Sermon Ideas For Luke 3:15-17, 21-22 Part 6
One striking portrait of John the Baptist is by the painter known as Caravaggio. Caravaggio was active around the beginning of the 17th Century. The painting currently is held in the permanent collection of the Nelson Art Gallery in Kansas City. This painting is a powerful portrait for several reasons. First, it is a very large painting which dominates whatever room in which it is placed. Also, draped across the lap of the Baptist is a brilliant red garment. Further, Caravaggio has achieved in this painting sharp contrasts between light and shadow. Finally, this painter has chosen as his model for this subject, a person apparently dragged in off the street, as evidenced by dirty hands and feet.
In this painting, the Baptist is seated in a region which has become the boundary between the deep shadows behind him and the brilliant light ahead. This technique reinforces the sharp contrasts drawn by Luke between, on the one hand, the Baptist who baptizes with water, and, on the other, the Christ who will baptize with the Holy Spirit and with fire. Isaiah 61 similarly creates drastic contrasts in its presentation of a hope that breaks with what has come before.
These contrasts are significant for Christians. Christians look forward to the coming of a kingdom of light, while living in a time of deep shadows in the world. Baptism is the hope of those who dwell near that boundary.
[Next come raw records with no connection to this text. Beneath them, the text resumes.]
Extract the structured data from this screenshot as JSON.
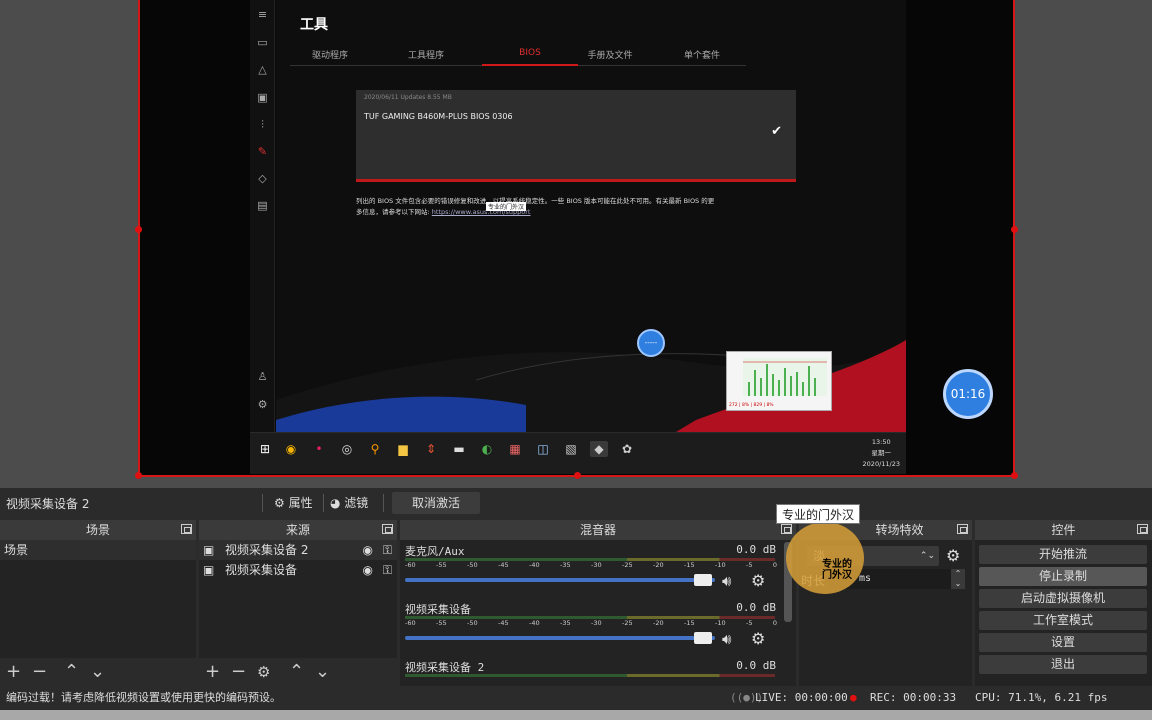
{
  "armoury": {
    "title": "工具",
    "tabs": [
      "驱动程序",
      "工具程序",
      "BIOS",
      "手册及文件",
      "单个套件"
    ],
    "active_tab": "BIOS",
    "bios_meta": "2020/06/11 Updates   8.55 MB",
    "bios_name": "TUF GAMING B460M-PLUS BIOS 0306",
    "note_line1": "列出的 BIOS 文件包含必要的错误修复和改进，以提高系统稳定性。一些 BIOS 版本可能在此处不可用。有关最新 BIOS 的更",
    "note_line2": "多信息，请参考以下网站:",
    "note_url": "https://www.asus.com/support",
    "watermark_small": "专业的门外汉",
    "clock_time": "13:50",
    "clock_day": "星期一",
    "clock_date": "2020/11/23",
    "chart_labels": [
      "40",
      "32",
      "24",
      "16",
      "8",
      "0"
    ],
    "chart_footer": "272 | 8% | 829 | 8%"
  },
  "overlays": {
    "blue_dot_text": "-----",
    "timer": "01:16",
    "tooltip": "专业的门外汉",
    "orange_text": "专业的\n门外汉"
  },
  "source_bar": {
    "name": "视频采集设备 2",
    "properties": "属性",
    "filters": "滤镜",
    "deactivate": "取消激活"
  },
  "docks": {
    "scenes": {
      "title": "场景",
      "items": [
        "场景"
      ]
    },
    "sources": {
      "title": "来源",
      "items": [
        "视频采集设备 2",
        "视频采集设备"
      ]
    },
    "mixer": {
      "title": "混音器",
      "tracks": [
        {
          "name": "麦克风/Aux",
          "db": "0.0 dB"
        },
        {
          "name": "视频采集设备",
          "db": "0.0 dB"
        },
        {
          "name": "视频采集设备 2",
          "db": "0.0 dB"
        }
      ],
      "ticks": [
        "-60",
        "-55",
        "-50",
        "-45",
        "-40",
        "-35",
        "-30",
        "-25",
        "-20",
        "-15",
        "-10",
        "-5",
        "0"
      ]
    },
    "transitions": {
      "title": "转场特效",
      "transition_value": "淡",
      "duration_label": "时长",
      "duration_value": "ms"
    },
    "controls": {
      "title": "控件",
      "buttons": [
        "开始推流",
        "停止录制",
        "启动虚拟摄像机",
        "工作室模式",
        "设置",
        "退出"
      ]
    }
  },
  "status": {
    "message": "编码过载！请考虑降低视频设置或使用更快的编码预设。",
    "live": "LIVE: 00:00:00",
    "rec": "REC: 00:00:33",
    "cpu": "CPU: 71.1%, 6.21 fps"
  },
  "colors": {
    "accent_red": "#d41616",
    "rec_red": "#e01010",
    "blue": "#2f7fe0"
  }
}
As such, baptism presents dramatic possibilities for those living at the boundary. These possibilities are such that they provide a passage toward a new life.
Borrowing a phrase found in the Greek tragedy, The Bacchae, by Euripides, baptism might be called, "the path that no man thought." Consider the chorus in which this phrase is found:
There may be many shapes of mystery, And many things God makes to be, Past hope or fear. And the end men looked for cometh not, And a path there is where no man thought, So hath it fallen here.
Similarly, consider these words a guard speaks in another great Greek tragedy, Antigone, by Sophocles:
No joy is like the sweet delight which comes beyond, above, against our hopes.
Baptism is that "path which no man thought." It strikes a dramatic contrast with all that has come before, and grants a sense of joy which soars like a dove, beyond, above and sometimes against our hopes.
It is difficult to read Luke's account of the baptism of Christ without discerning the theme of judgment which is carried in verses like the 17th: "His winnowing fork is in his hand, to clear his threshing floor, and to gather the wheat into his granary, but the chaff he will burn with unquenchable fire." (RSV)
The baptism of Christ is a popular theme of religious art. One example of this theme is a Byzantine mosaic which features the feasts of the church. It is located in Florence, and dates from the 14th Century.
At first, nothing seems striking about this mosaic. Jesus is standing in the river. John the Baptist is on one bank. Three women stand on the other side, ready to hand Jesus some garments. Only after the painting is studied for a few moments is one likely to notice the small tree located near the feet of the Baptist. On the ground by the tree there is an axe. It is realized then that baptism embraces both judgment and grace, and its promise stands in bold relief beyond, above and sometimes against our hopes.
Joel Whiteside Louisville, Kentucky